* _Dataset content_:
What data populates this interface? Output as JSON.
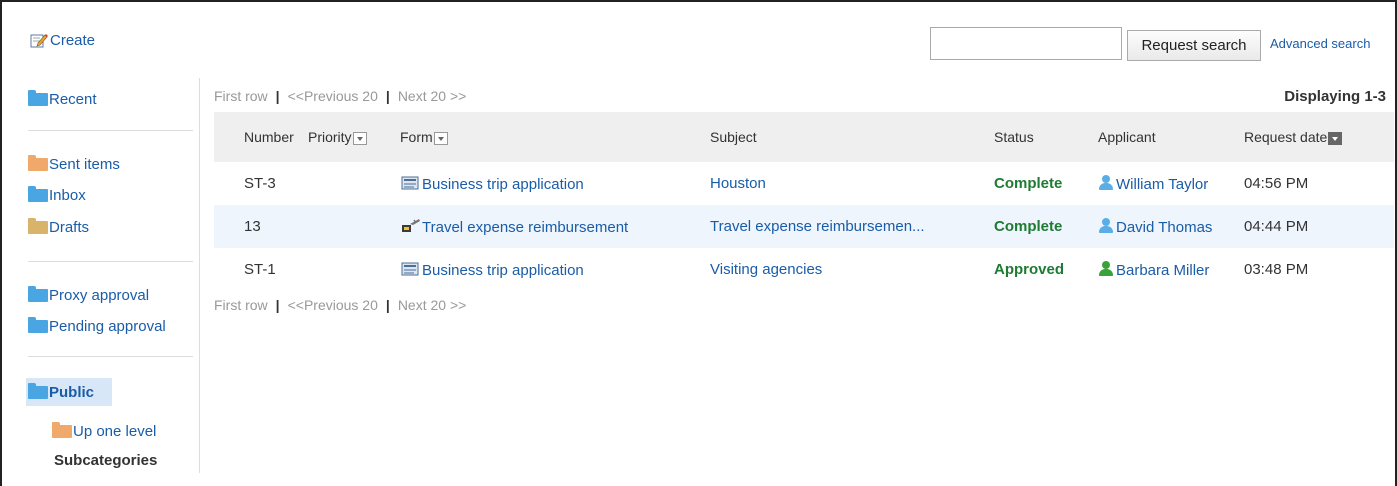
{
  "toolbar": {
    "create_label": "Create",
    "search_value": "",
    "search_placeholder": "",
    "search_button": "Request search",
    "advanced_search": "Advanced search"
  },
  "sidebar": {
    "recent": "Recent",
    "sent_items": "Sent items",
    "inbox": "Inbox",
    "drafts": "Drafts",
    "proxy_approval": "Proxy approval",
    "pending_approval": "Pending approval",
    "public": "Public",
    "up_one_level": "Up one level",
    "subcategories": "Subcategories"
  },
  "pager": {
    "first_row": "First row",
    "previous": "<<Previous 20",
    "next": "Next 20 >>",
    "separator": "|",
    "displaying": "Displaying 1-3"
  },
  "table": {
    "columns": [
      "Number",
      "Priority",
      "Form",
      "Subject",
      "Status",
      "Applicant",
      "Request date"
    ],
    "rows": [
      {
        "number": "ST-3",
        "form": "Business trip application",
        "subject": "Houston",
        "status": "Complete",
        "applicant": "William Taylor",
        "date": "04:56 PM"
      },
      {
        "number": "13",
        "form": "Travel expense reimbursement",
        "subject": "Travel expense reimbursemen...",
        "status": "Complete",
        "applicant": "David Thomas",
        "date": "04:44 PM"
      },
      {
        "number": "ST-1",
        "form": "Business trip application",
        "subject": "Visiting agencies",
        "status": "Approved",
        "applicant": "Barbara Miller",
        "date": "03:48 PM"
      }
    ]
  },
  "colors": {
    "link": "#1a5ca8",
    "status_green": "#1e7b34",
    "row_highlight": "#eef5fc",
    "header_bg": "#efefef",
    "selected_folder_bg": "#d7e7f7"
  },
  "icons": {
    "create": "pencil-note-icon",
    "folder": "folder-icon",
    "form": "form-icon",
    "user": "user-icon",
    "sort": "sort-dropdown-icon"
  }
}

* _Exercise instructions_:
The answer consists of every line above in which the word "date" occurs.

* _Response for this exercise_:
      "Request date"
        "date": "04:56 PM"
        "date": "04:44 PM"
        "date": "03:48 PM"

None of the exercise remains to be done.